The term Darknet is often used in films or other media. But what is Darknet? How do I get into it? And what do you do with it? Exactly such questions we will answer every Friday in the future. With the series “What is …” we treat every week a term that comes from IT security and try to clarify frequent questions. This series starts with the term Darknet, which is often associated with crime.
What is the Darknet?
In order to understand Darknet, we first have to talk about the Internet. The Internet is often divided into three different parts:
- Deep Web: Contains all non-indexed pages. This means everything that can’t be found by conventional search engines.
- Clear Web: Contains all indexed pages. The Clear Web is what is colloquially called the Internet. All pages that can be found through search engines.
- Darknet: The Dark-Net is a small part of the Deep Web. The difference lies in the fact that a special encryption is necessary for pages from the Darknet.
This means that the Darknet cannot be accessed via conventional browsers (e.g. Chrome, Firefox, Safari). To get into the darknet you need another browser, as we already reported in September 2018.
Due to the special encryption that makes Darknet stand out from the Deep Web, users can surf completely anonymously. Complete anonymity is interesting for two different groups of people:
- People without freedom of expression: This group includes journalists, politically oppressed people and whistleblowers. These people cannot publish their own opinions without fearing consequences. Therefore the anonymity of Darknet helps these people to publish their opinions or other information without fearing consequences. One of the best known examples is Edward Snowden, who himself communicated via such sites.
- people who abuse anonymity: This group of people is the group that is often associated with Darknet in the media. Among other things, illegal things are sold, such as weapons, poison or drugs. In addition to physical things, viruses or child pornography are also offered. So that the buyers and sellers cannot be found, they use the anonymity of the Darknet.
The relationship between illegal and legal content in Darknet was investigated in 2016 by the British security company Intelliagg. This study states that 52% of all sites are legal and 48% illegal. These figures are already a few years old, but the study shows that Darknet is not as criminal as it is often heard in the media.
There are several browsers that allow us to access Darknet. The best known is the TOR-Browser (average about 2 million users daily). But how does TOR (The Onion Router) manage that the user can surf completely anonymously?
The technology used by the browser is called onion routing. One can imagine this principle like an onion. There are many different layers and each layer is connected to a predecessor and a successor. In the browser it looks like our request runs through a lot of nodes, which only know the predecessor and the successor. Because our query runs through many nodes and no node knows the entire history, our query can run anonymously through the darknet.

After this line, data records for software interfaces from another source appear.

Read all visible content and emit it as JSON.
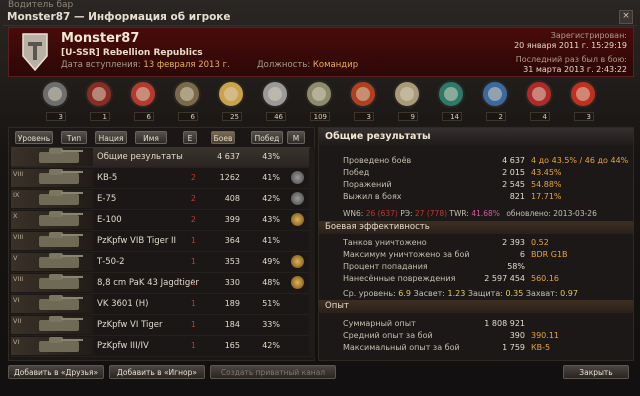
{
  "window": {
    "background_title": "Водитель бар",
    "title": "Monster87 — Информация об игроке",
    "close_label": "×"
  },
  "player": {
    "name": "Monster87",
    "clan": "[U-SSR] Rebellion Republics",
    "join_label": "Дата вступления:",
    "join_date": "13 февраля 2013 г.",
    "role_label": "Должность:",
    "role": "Командир",
    "registered_label": "Зарегистрирован:",
    "registered": "20 января 2011 г. 15:29:19",
    "last_battle_label": "Последний раз был в бою:",
    "last_battle": "31 марта 2013 г. 2:43:22"
  },
  "medals": [
    {
      "icon": "medal-icon",
      "count": "3"
    },
    {
      "icon": "medal-icon",
      "count": "1"
    },
    {
      "icon": "medal-icon",
      "count": "6"
    },
    {
      "icon": "medal-icon",
      "count": "6"
    },
    {
      "icon": "medal-icon",
      "count": "25"
    },
    {
      "icon": "medal-icon",
      "count": "46"
    },
    {
      "icon": "medal-icon",
      "count": "109"
    },
    {
      "icon": "medal-icon",
      "count": "3"
    },
    {
      "icon": "medal-icon",
      "count": "9"
    },
    {
      "icon": "medal-icon",
      "count": "14"
    },
    {
      "icon": "medal-icon",
      "count": "2"
    },
    {
      "icon": "medal-icon",
      "count": "4"
    },
    {
      "icon": "medal-icon",
      "count": "3"
    }
  ],
  "filters": [
    "Уровень",
    "Тип",
    "Нация",
    "Имя",
    "Е",
    "Боев",
    "Побед",
    "М"
  ],
  "vehicles": [
    {
      "tier": "",
      "name": "Общие результаты",
      "red": "",
      "battles": "4 637",
      "wins": "43%",
      "mark": ""
    },
    {
      "tier": "VIII",
      "name": "КВ-5",
      "red": "2",
      "battles": "1262",
      "wins": "41%",
      "mark": "silver"
    },
    {
      "tier": "IX",
      "name": "E-75",
      "red": "2",
      "battles": "408",
      "wins": "42%",
      "mark": "silver"
    },
    {
      "tier": "X",
      "name": "E-100",
      "red": "2",
      "battles": "399",
      "wins": "43%",
      "mark": "gold"
    },
    {
      "tier": "VIII",
      "name": "PzKpfw VIB Tiger II",
      "red": "1",
      "battles": "364",
      "wins": "41%",
      "mark": ""
    },
    {
      "tier": "V",
      "name": "Т-50-2",
      "red": "1",
      "battles": "353",
      "wins": "49%",
      "mark": "gold"
    },
    {
      "tier": "VIII",
      "name": "8,8 cm PaK 43 Jagdtiger",
      "red": "1",
      "battles": "330",
      "wins": "48%",
      "mark": "gold"
    },
    {
      "tier": "VI",
      "name": "VK 3601 (H)",
      "red": "1",
      "battles": "189",
      "wins": "51%",
      "mark": ""
    },
    {
      "tier": "VII",
      "name": "PzKpfw VI Tiger",
      "red": "1",
      "battles": "184",
      "wins": "33%",
      "mark": ""
    },
    {
      "tier": "VI",
      "name": "PzKpfw III/IV",
      "red": "1",
      "battles": "165",
      "wins": "42%",
      "mark": ""
    }
  ],
  "stats": {
    "title": "Общие результаты",
    "general": [
      {
        "label": "Проведено боёв",
        "value": "4 637",
        "extra": "4 до 43.5% / 46 до 44%"
      },
      {
        "label": "Побед",
        "value": "2 015",
        "extra": "43.45%"
      },
      {
        "label": "Поражений",
        "value": "2 545",
        "extra": "54.88%"
      },
      {
        "label": "Выжил в боях",
        "value": "821",
        "extra": "17.71%"
      }
    ],
    "ratings": {
      "wn6_label": "WN6:",
      "wn6_a": "26",
      "wn6_b": "(637)",
      "re_label": "РЭ:",
      "re_a": "27",
      "re_b": "(778)",
      "twr_label": "TWR:",
      "twr": "41.68%",
      "updated": "обновлено: 2013-03-26"
    },
    "efficiency_title": "Боевая эффективность",
    "efficiency": [
      {
        "label": "Танков уничтожено",
        "value": "2 393",
        "extra": "0.52"
      },
      {
        "label": "Максимум уничтожено за бой",
        "value": "6",
        "extra": "BDR G1B"
      },
      {
        "label": "Процент попадания",
        "value": "58%",
        "extra": ""
      },
      {
        "label": "Нанесённые повреждения",
        "value": "2 597 454",
        "extra": "560.16"
      }
    ],
    "averages": {
      "level_label": "Ср. уровень:",
      "level": "6.9",
      "spot_label": "Засвет:",
      "spot": "1.23",
      "def_label": "Защита:",
      "def": "0.35",
      "cap_label": "Захват:",
      "cap": "0.97"
    },
    "exp_title": "Опыт",
    "exp": [
      {
        "label": "Суммарный опыт",
        "value": "1 808 921",
        "extra": ""
      },
      {
        "label": "Средний опыт за бой",
        "value": "390",
        "extra": "390.11"
      },
      {
        "label": "Максимальный опыт за бой",
        "value": "1 759",
        "extra": "КВ-5"
      }
    ]
  },
  "buttons": {
    "add_friends": "Добавить в «Друзья»",
    "add_ignore": "Добавить в «Игнор»",
    "private_channel": "Создать приватный канал",
    "close": "Закрыть"
  }
}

What criminals do
Criminals offer everything the law forbids. The list is endless, from marijuana to a hit man, everything is offered. In addition to dangerous substances or services, fake IDs or credit card numbers are also on the sales list. Payment is usually made using crypto currencies such as Bitcoin, as this payment process is also anonymous.
Looking at the offers in terms of IT security aspects, it is becoming increasingly interesting. It can be seen that more and more malware is being offered. In addition to malware, cyber attacks are also being offered, such as a DoS attack.
Should I visit the Darknet?
Since every second page shows illegal content, you load very quickly on such a page. Clicking on a wrong link can already lead you to such a page. Therefore, we advise inexperienced users not to visit Darknet.
Clicking on a wrong link can already lead you to such a page. Therefore, we advise inexperienced users not to visit Darknet. One wrong click and you could end up on a website that shows child pornography. First, you don’t want to see these pages and second, you’ll quickly get into trouble if the criminal investigation department manages to get your identity out.
Another argument for inexperienced users to keep their hands off is that there are viruses and other malware on a variety of websites. You can download this malware with a fake click. Such software can, for example, steal your personal data or lock you out of your own PC.
Many police experts also surf Darknet to expose criminals, for example by starting a communication or handing over an illegal substance. So that you do not run into the sights of these experts, you should keep your fingers off the Darknet.